Whitewater’s Common Council meets at 6:30 PM.
On this day in 1945, the United States detonates an atomic bomb over Hiroshima.
Recommended for reading in full:
Helanine Olsen writes Trump’s speech was like a hostage video:
“We are sickened by this monstrous evil,” said the president on Monday. We need, he said, to “find the courage to answer hatred with unity, devotion and love.”
Nice sentiments. Too bad Trump said them in a flat voice, like he was recording a hostage video. And then, on the final reference, he referred to the city where the second shooting occurred as Toledo. Nothing shows how much you care more than misstating the name of the city where nine people died in a mass shooting, especially after you read it right from the teleprompter only minutes earlier.
Trump is literally the last person who can bring comfort to the grieving, never mind solve the problem of gun violence in the United States. Our president is a failure as both a human being and a leader. We’ve seen it demonstrated time and time again.
Trump has spent the better part of a decade inciting anger and hate. He’s our bully in chief. He went from pushing racist birther theories about President Barack Obama to calling Mexican and other Hispanic immigrants “rapists” and “animals” and “thugs.” He referred to migration to the United States as an “infestation” and “invasion.”
At a rally in the Florida Panhandle in May, Trump asked the crowd, “How do you stop these people?” A man in the crowd answered, “Shoot them.” Trump didn’t miss a beat. “Only in the Panhandle can you get away with that statement.” The crowd cheered widely.
Kelly Weill writes From El Paso to Christchurch, a Racist Lie Is Fueling Terrorist Attacks:
In El Paso this weekend and across the globe this year, white supremacists have left manifestos referencing a racist conspiracy theory to justify slaughtering religious and ethnic minorities.

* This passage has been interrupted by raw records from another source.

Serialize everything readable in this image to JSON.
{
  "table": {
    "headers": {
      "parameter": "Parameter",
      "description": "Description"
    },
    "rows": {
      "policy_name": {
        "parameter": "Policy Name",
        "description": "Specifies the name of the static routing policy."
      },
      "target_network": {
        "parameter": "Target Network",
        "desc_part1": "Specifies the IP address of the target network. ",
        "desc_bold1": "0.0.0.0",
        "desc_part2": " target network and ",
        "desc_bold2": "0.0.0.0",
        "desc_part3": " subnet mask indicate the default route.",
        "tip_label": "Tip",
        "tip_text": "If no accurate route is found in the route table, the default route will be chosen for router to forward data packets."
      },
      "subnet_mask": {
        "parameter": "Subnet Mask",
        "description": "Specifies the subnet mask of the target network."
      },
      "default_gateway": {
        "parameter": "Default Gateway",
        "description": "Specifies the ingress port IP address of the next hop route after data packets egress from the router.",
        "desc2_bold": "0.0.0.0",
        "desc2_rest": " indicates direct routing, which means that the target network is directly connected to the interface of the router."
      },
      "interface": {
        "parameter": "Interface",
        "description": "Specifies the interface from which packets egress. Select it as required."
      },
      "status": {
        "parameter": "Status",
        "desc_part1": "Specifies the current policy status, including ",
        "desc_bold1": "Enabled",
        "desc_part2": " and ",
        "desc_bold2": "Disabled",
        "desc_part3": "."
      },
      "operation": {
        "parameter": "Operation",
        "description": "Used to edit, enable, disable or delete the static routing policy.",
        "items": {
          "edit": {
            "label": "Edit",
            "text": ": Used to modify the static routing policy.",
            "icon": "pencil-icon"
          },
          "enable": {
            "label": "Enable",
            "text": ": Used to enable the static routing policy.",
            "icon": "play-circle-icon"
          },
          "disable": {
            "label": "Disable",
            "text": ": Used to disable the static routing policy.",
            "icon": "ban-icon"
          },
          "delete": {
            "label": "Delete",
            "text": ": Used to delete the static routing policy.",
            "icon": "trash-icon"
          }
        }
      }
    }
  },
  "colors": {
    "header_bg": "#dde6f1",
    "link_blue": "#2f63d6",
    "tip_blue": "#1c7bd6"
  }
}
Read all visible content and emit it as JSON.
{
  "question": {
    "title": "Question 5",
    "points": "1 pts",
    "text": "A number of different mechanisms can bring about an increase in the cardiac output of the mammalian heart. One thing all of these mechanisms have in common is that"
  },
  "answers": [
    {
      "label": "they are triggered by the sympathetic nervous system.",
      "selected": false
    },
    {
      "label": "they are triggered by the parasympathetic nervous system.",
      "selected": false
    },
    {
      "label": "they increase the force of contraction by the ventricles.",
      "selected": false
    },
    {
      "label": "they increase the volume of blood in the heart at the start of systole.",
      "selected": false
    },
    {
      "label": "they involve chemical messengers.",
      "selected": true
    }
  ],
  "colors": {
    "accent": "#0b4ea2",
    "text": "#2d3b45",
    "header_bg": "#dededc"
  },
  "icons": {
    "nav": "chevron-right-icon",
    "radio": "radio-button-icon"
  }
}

Alleged killers in Christchurch, New Zealand; Poway, California; and El Paso, Texas believed a theory that claims white people are being “replaced” by people of color through mass immigration. Conspiracy theorists often falsely claim this is a deliberate effort by any number of groups demonized on the far right: liberals, Democrats, Jews, Muslims. It’s the theory peddled by white-supremacist groups seeking recruits and the torch-bearing marchers in Charlottesville two years ago.
In name alone, the conspiracy theory began in 2011, with the book The Great Replacement by French author Renaud Camus. The anti-Muslim, anti-immigrant text likened the growth of non-white populations to the genocide of white people in European countries. This supposed genocide is nonexistent.